Task brief: When you copy the data, keep every line exactly as written and skip the pictures.

Data for this task:
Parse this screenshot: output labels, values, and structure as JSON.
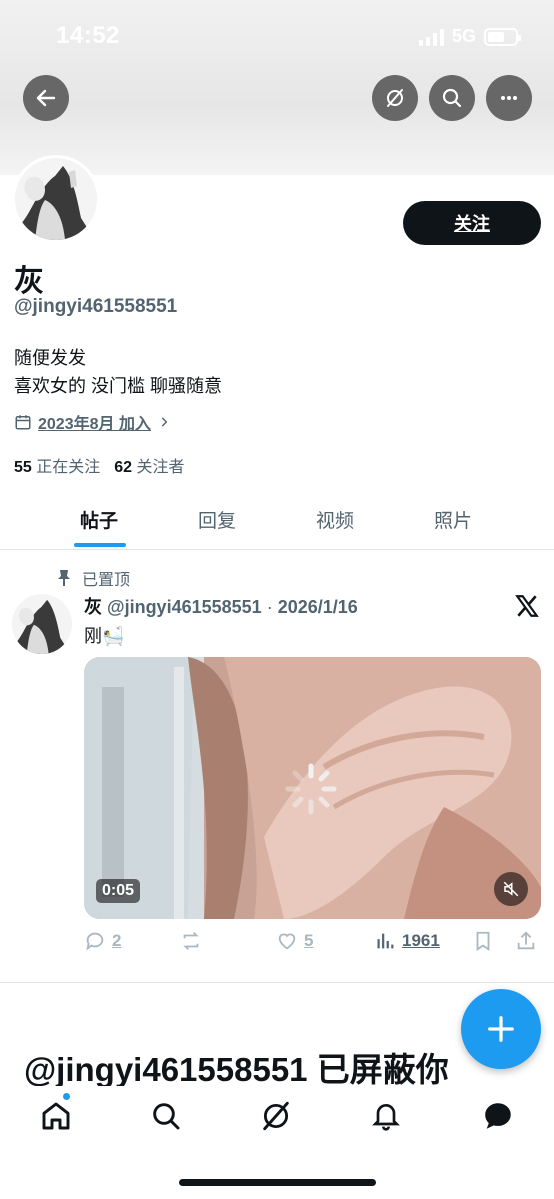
{
  "status_bar": {
    "time": "14:52",
    "network": "5G"
  },
  "header": {
    "icons": [
      "back-arrow-icon",
      "grok-icon",
      "search-icon",
      "more-icon"
    ]
  },
  "profile": {
    "display_name": "灰",
    "handle": "@jingyi461558551",
    "follow_label": "关注",
    "bio_lines": [
      "随便发发",
      "喜欢女的 没门槛 聊骚随意"
    ],
    "joined": "2023年8月 加入",
    "following_count": "55",
    "following_label": "正在关注",
    "followers_count": "62",
    "followers_label": "关注者"
  },
  "tabs": [
    {
      "label": "帖子",
      "active": true
    },
    {
      "label": "回复",
      "active": false
    },
    {
      "label": "视频",
      "active": false
    },
    {
      "label": "照片",
      "active": false
    }
  ],
  "post": {
    "pinned_label": "已置顶",
    "author_name": "灰",
    "author_handle": "@jingyi461558551",
    "separator": "·",
    "date": "2026/1/16",
    "text": "刚🛀",
    "video_duration": "0:05",
    "replies": "2",
    "likes": "5",
    "views": "1961"
  },
  "blocked_notice": "@jingyi461558551 已屏蔽你",
  "bottom_nav": {
    "icons": [
      "home-icon",
      "search-icon",
      "grok-icon",
      "notifications-icon",
      "messages-icon"
    ]
  },
  "colors": {
    "accent": "#1d9bf0",
    "text": "#0f1419",
    "secondary": "#536471"
  }
}
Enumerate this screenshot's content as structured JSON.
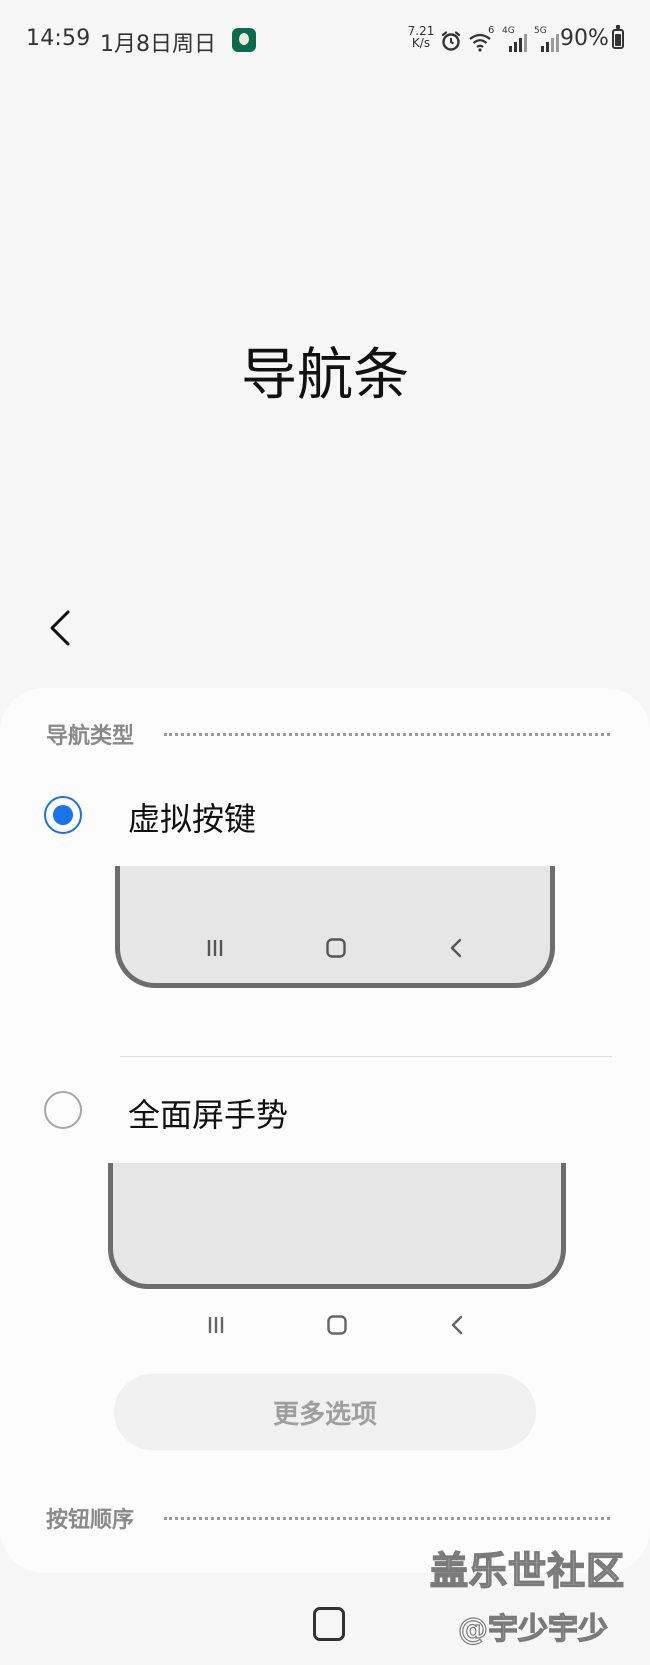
{
  "status_bar": {
    "time": "14:59",
    "date": "1月8日周日",
    "net_speed_value": "7.21",
    "net_speed_unit": "K/s",
    "wifi_badge": "6",
    "signal_1_label": "4G",
    "signal_2_label": "5G",
    "battery": "90%"
  },
  "page": {
    "title": "导航条"
  },
  "nav_type_section": {
    "header": "导航类型",
    "options": [
      {
        "label": "虚拟按键",
        "selected": true
      },
      {
        "label": "全面屏手势",
        "selected": false
      }
    ],
    "more_options_label": "更多选项"
  },
  "button_order_section": {
    "header": "按钮顺序"
  },
  "watermark": {
    "main": "盖乐世社区",
    "sub": "@宇少宇少"
  },
  "icons": {
    "back": "chevron-left-icon",
    "recents": "recents-icon",
    "home": "home-icon",
    "nav_back": "nav-back-icon",
    "alarm": "alarm-icon",
    "wifi": "wifi-icon",
    "signal": "signal-icon",
    "battery": "battery-icon"
  },
  "colors": {
    "accent": "#1a73e8",
    "background": "#f6f6f6",
    "card": "#fcfcfc",
    "section_header": "#8a8a8a"
  }
}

Answer area:
Parse this screenshot: output labels, values, and structure as JSON.
{
  "status_bar": {
    "time": "14:52",
    "network": "5G"
  },
  "header": {
    "icons": [
      "back-arrow-icon",
      "grok-icon",
      "search-icon",
      "more-icon"
    ]
  },
  "profile": {
    "display_name": "灰",
    "handle": "@jingyi461558551",
    "follow_label": "关注",
    "bio_lines": [
      "随便发发",
      "喜欢女的 没门槛 聊骚随意"
    ],
    "joined": "2023年8月 加入",
    "following_count": "55",
    "following_label": "正在关注",
    "followers_count": "62",
    "followers_label": "关注者"
  },
  "tabs": [
    {
      "label": "帖子",
      "active": true
    },
    {
      "label": "回复",
      "active": false
    },
    {
      "label": "视频",
      "active": false
    },
    {
      "label": "照片",
      "active": false
    }
  ],
  "post": {
    "pinned_label": "已置顶",
    "author_name": "灰",
    "author_handle": "@jingyi461558551",
    "separator": "·",
    "date": "2026/1/16",
    "text": "刚🛀",
    "video_duration": "0:05",
    "replies": "2",
    "likes": "5",
    "views": "1961"
  },
  "blocked_notice": "@jingyi461558551 已屏蔽你",
  "bottom_nav": {
    "icons": [
      "home-icon",
      "search-icon",
      "grok-icon",
      "notifications-icon",
      "messages-icon"
    ]
  },
  "colors": {
    "accent": "#1d9bf0",
    "text": "#0f1419",
    "secondary": "#536471"
  }
}
Enumerate this screenshot's content as structured JSON.
{
  "status_bar": {
    "time": "14:59",
    "date": "1月8日周日",
    "net_speed_value": "7.21",
    "net_speed_unit": "K/s",
    "wifi_badge": "6",
    "signal_1_label": "4G",
    "signal_2_label": "5G",
    "battery": "90%"
  },
  "page": {
    "title": "导航条"
  },
  "nav_type_section": {
    "header": "导航类型",
    "options": [
      {
        "label": "虚拟按键",
        "selected": true
      },
      {
        "label": "全面屏手势",
        "selected": false
      }
    ],
    "more_options_label": "更多选项"
  },
  "button_order_section": {
    "header": "按钮顺序"
  },
  "watermark": {
    "main": "盖乐世社区",
    "sub": "@宇少宇少"
  },
  "icons": {
    "back": "chevron-left-icon",
    "recents": "recents-icon",
    "home": "home-icon",
    "nav_back": "nav-back-icon",
    "alarm": "alarm-icon",
    "wifi": "wifi-icon",
    "signal": "signal-icon",
    "battery": "battery-icon"
  },
  "colors": {
    "accent": "#1a73e8",
    "background": "#f6f6f6",
    "card": "#fcfcfc",
    "section_header": "#8a8a8a"
  }
}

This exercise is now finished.